2011.02.01, 10:47 PM
hmm... interesting...

wondering if anybody can put up videos of the front and rear tire & suspension while the chassis is running...

something like this video (http://www.youtube.com/watch?v=o1o-TvZQdek)

probably compare mr01/015/02 front suspensions?

unfortunately though the weight of the vid cam on the chassis would probably affect the performance/set up...

nevertheless it would give us some sort of idea what the suspension is doing...

on a much smaller scale... :D

rensuchan
2011.02.02, 12:50 AM
By "that would do it," did you mean the transmitter?

By a "bit" of camber, I would take that to mean less than 1.5deg; for fast transitions, you're not going to be letting the car roll to its full extent (that it would in steady-state cornering), so you will get faster steering response by using LESS camber. Probably not 0, but I've used 0.5 with good results before. If you needed every last bit of the 1.5deg camber for the rest of the track though (have you checked your front tire wear?) then I would suggest NOT sacrificing the rest of the track for this one chicane.

The Ann Arbor track actually changes layout, we kind of set up whatever we feel like when we meet so it's generally never the same... but whenever we have a slower section with quick lefts and rights (also the smaller HFAY layouts) my car doesn't seem to change direction as fast as some of the others. I generally don't have trouble with the faster sections of the track.

I have access to a 1 degree camber knuckle as well so it would be little bit less than the 1.5. I'm also running the PN Green springs on the front so I have a few harder options there too.

Are you using wide-offset front wheels?

Murcielago body with +3W rear 0N front.

I normally don't advocate buying parts to fix a setup, but in your case, a tri-shock setup of any brand will make the car significantly faster through chicanes.

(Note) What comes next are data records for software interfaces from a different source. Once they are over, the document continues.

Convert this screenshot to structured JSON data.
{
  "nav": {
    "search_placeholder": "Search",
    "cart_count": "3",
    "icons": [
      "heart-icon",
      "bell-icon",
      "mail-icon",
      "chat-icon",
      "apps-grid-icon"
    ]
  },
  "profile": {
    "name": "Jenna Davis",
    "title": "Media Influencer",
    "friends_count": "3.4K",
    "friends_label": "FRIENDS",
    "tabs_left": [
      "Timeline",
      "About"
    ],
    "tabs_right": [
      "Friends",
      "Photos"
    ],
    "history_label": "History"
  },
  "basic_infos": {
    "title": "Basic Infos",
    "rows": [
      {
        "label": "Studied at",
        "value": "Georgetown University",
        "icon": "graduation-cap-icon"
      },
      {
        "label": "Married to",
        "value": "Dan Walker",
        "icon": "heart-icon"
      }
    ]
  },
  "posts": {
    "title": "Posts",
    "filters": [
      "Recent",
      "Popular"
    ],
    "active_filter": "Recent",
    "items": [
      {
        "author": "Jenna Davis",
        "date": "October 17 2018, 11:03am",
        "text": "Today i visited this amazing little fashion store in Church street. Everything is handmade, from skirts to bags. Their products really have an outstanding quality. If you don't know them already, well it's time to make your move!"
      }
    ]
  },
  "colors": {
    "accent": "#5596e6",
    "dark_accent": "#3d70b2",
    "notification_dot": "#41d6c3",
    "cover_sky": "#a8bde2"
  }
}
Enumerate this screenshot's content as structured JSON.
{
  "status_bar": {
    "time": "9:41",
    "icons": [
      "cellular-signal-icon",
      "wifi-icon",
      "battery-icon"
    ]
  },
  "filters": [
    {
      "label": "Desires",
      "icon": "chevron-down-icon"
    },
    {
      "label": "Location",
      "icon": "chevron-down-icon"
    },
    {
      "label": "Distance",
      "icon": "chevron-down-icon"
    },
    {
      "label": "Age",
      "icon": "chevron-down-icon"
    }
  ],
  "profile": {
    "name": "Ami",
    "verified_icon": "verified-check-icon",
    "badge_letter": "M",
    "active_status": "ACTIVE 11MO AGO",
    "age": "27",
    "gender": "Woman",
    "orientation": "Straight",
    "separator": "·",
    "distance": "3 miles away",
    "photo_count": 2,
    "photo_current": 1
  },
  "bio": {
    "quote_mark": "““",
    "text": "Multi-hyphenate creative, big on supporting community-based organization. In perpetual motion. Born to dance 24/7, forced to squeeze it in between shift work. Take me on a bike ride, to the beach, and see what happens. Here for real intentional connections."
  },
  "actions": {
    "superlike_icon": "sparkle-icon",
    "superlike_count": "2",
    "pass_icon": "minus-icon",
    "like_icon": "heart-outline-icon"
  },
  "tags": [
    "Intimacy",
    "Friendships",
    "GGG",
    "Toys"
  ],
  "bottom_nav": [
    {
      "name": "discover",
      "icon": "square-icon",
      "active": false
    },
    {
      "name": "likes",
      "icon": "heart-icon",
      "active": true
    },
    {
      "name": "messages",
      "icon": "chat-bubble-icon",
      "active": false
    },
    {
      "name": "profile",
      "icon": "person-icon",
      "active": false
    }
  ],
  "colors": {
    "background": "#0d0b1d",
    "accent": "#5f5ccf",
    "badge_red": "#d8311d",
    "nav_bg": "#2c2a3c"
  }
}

The side springs really help to recenter the rear pod faster than a T-plate alone can, so you transfer the weight off one side faster, i.e. faster response and getting around the second corner faster.

If not using a tri-shock would you recommend trying a stiffer t-plate?

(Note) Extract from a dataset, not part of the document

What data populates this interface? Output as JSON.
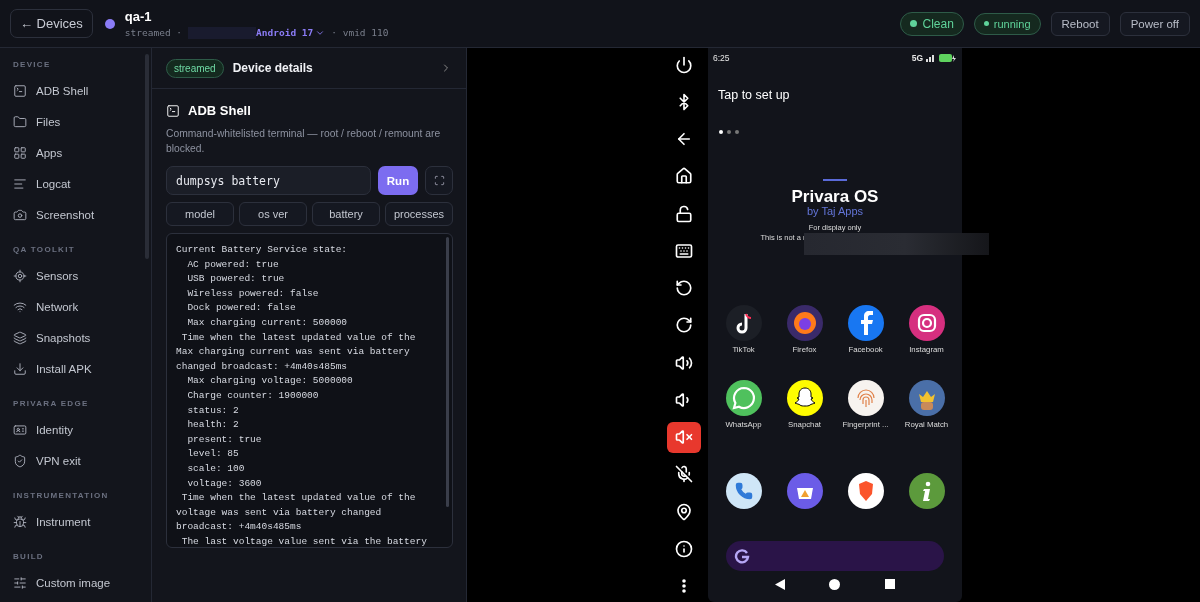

I'm wondering if I just need a slightly more "grippy" front tire. Currently I'm using the Kyosho 30D front slicks, would a 30D radial give a small bit more grip?

color01
2011.02.02, 01:44 AM
Kyosho 30 front slicks are fine, the radials will only give you a little more grip overall and of course they wear down after a few sessions. I would try PN front tires if you have the time, the carcass of the tire is stiffer so you automatically get a little faster response there, and there are many compounds to choose from to really fine-tune the response. I would probably start with PN 20 slicks, scrub off the top coating with a tire truer, and then see how they perform.

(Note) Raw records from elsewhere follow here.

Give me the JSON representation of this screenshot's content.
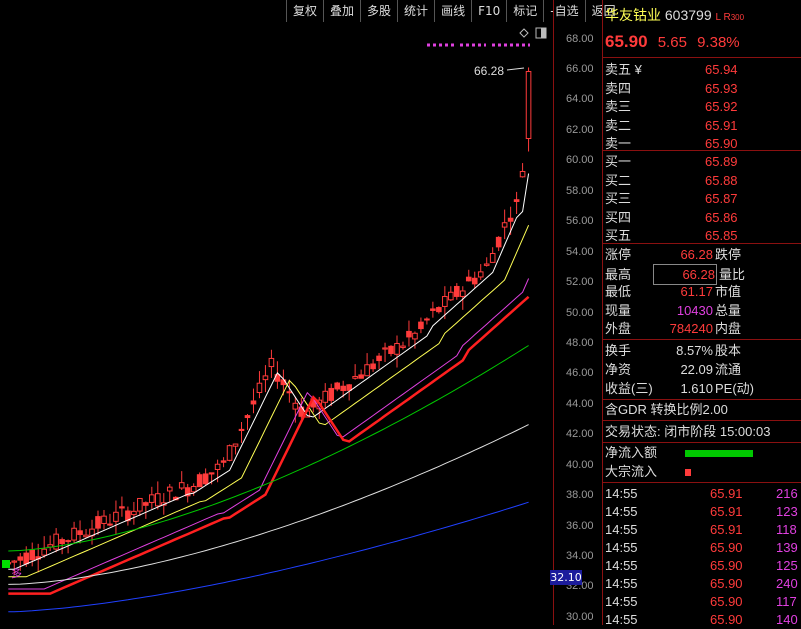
{
  "toolbar": [
    "复权",
    "叠加",
    "多股",
    "统计",
    "画线",
    "F10",
    "标记",
    "-自选",
    "返回"
  ],
  "stock": {
    "name": "华友钴业",
    "code": "603799",
    "tags": "L R",
    "tag300": "300",
    "price": "65.90",
    "change": "5.65",
    "pct": "9.38%"
  },
  "annotation_high": "66.28",
  "chart_marker": "多",
  "y_axis": {
    "labels": [
      "68.00",
      "66.00",
      "64.00",
      "62.00",
      "60.00",
      "58.00",
      "56.00",
      "54.00",
      "52.00",
      "50.00",
      "48.00",
      "46.00",
      "44.00",
      "42.00",
      "40.00",
      "38.00",
      "36.00",
      "34.00",
      "32.00",
      "30.00"
    ],
    "current": "32.10"
  },
  "orderbook": {
    "sell": [
      {
        "label": "卖五 ¥",
        "price": "65.94"
      },
      {
        "label": "卖四",
        "price": "65.93"
      },
      {
        "label": "卖三",
        "price": "65.92"
      },
      {
        "label": "卖二",
        "price": "65.91"
      },
      {
        "label": "卖一",
        "price": "65.90"
      }
    ],
    "buy": [
      {
        "label": "买一",
        "price": "65.89"
      },
      {
        "label": "买二",
        "price": "65.88"
      },
      {
        "label": "买三",
        "price": "65.87"
      },
      {
        "label": "买四",
        "price": "65.86"
      },
      {
        "label": "买五",
        "price": "65.85"
      }
    ]
  },
  "stats1": [
    {
      "label": "涨停",
      "value": "66.28",
      "label2": "跌停"
    },
    {
      "label": "最高",
      "value": "66.28",
      "label2": "量比"
    },
    {
      "label": "最低",
      "value": "61.17",
      "label2": "市值"
    },
    {
      "label": "现量",
      "value": "10430",
      "label2": "总量"
    },
    {
      "label": "外盘",
      "value": "784240",
      "label2": "内盘"
    }
  ],
  "stats2": [
    {
      "label": "换手",
      "value": "8.57%",
      "label2": "股本"
    },
    {
      "label": "净资",
      "value": "22.09",
      "label2": "流通"
    },
    {
      "label": "收益(三)",
      "value": "1.610",
      "label2": "PE(动)"
    }
  ],
  "gdr": "含GDR 转换比例2.00",
  "trade_status": "交易状态: 闭市阶段 15:00:03",
  "flows": [
    {
      "label": "净流入额",
      "color": "#00c800",
      "level": 0.85
    },
    {
      "label": "大宗流入",
      "color": "#ff3b3b",
      "level": 0.05
    }
  ],
  "ticks": [
    {
      "time": "14:55",
      "price": "65.91",
      "vol": "216"
    },
    {
      "time": "14:55",
      "price": "65.91",
      "vol": "123"
    },
    {
      "time": "14:55",
      "price": "65.91",
      "vol": "118"
    },
    {
      "time": "14:55",
      "price": "65.90",
      "vol": "139"
    },
    {
      "time": "14:55",
      "price": "65.90",
      "vol": "125"
    },
    {
      "time": "14:55",
      "price": "65.90",
      "vol": "240"
    },
    {
      "time": "14:55",
      "price": "65.90",
      "vol": "117"
    },
    {
      "time": "14:55",
      "price": "65.90",
      "vol": "140"
    }
  ],
  "colors": {
    "up": "#ff3b3b",
    "ma5": "#ffffff",
    "ma10": "#ffff55",
    "ma20": "#e040e0",
    "ma30": "#ff2020",
    "ma60": "#00c800",
    "ma120": "#e0e0e0",
    "ma250": "#2040ff"
  }
}
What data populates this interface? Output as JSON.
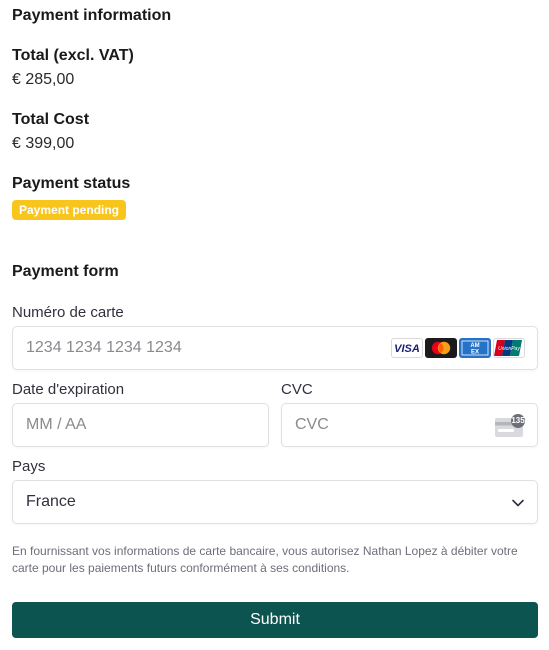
{
  "payment_info": {
    "heading": "Payment information",
    "total_excl_vat_label": "Total (excl. VAT)",
    "total_excl_vat_value": "€ 285,00",
    "total_cost_label": "Total Cost",
    "total_cost_value": "€ 399,00",
    "status_label": "Payment status",
    "status_badge": "Payment pending",
    "status_color": "#f8c51c"
  },
  "payment_form": {
    "heading": "Payment form",
    "card_number": {
      "label": "Numéro de carte",
      "placeholder": "1234 1234 1234 1234",
      "brand_icons": [
        "visa-icon",
        "mastercard-icon",
        "amex-icon",
        "unionpay-icon"
      ]
    },
    "expiry": {
      "label": "Date d'expiration",
      "placeholder": "MM / AA"
    },
    "cvc": {
      "label": "CVC",
      "placeholder": "CVC",
      "icon": "cvc-card-icon",
      "icon_text": "135"
    },
    "country": {
      "label": "Pays",
      "value": "France"
    },
    "disclaimer": "En fournissant vos informations de carte bancaire, vous autorisez Nathan Lopez à débiter votre carte pour les paiements futurs conformément à ses conditions.",
    "submit_label": "Submit",
    "submit_color": "#0c5450"
  }
}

And yes, AM cars are significantly less responsive than their ASF counterparts. This doesn't make a huge difference in terms of absolute lap times (just anticipate inputs like they did "back in the day") but if you're wondering where the laggy feeling comes from, AM radio is a suspect.

geeunit1014
2011.02.02, 11:34 AM
A stiffer t-plate will definitely make the car transition faster. Trying to put more front grip in the car (tires or camber) may not give you the result you want, it will definitely make the car more aggresive, but not really better in transitions. Making the car transition better isnt really about tires, assuming the tires are in the ballpark, but roll centers and springs. Stiffer springs are more responsive than softer ones, and higher roll centers react quicker than lower ones. Since you cant really adjust the roll center too much on a mini z, the next best option is springs. The t plate is essentially the main spring for the rear end, and going stiffer there will definitely make the car transition faster.

Deca
2011.02.02, 11:49 AM
Is it possible to lower MRs without the H/T plate having issues hitting the ground? I'm sure you couldn't lower it too mich but on a car this small it migh make a noticeable difference in response.

Pure speculation, pay me no mind lol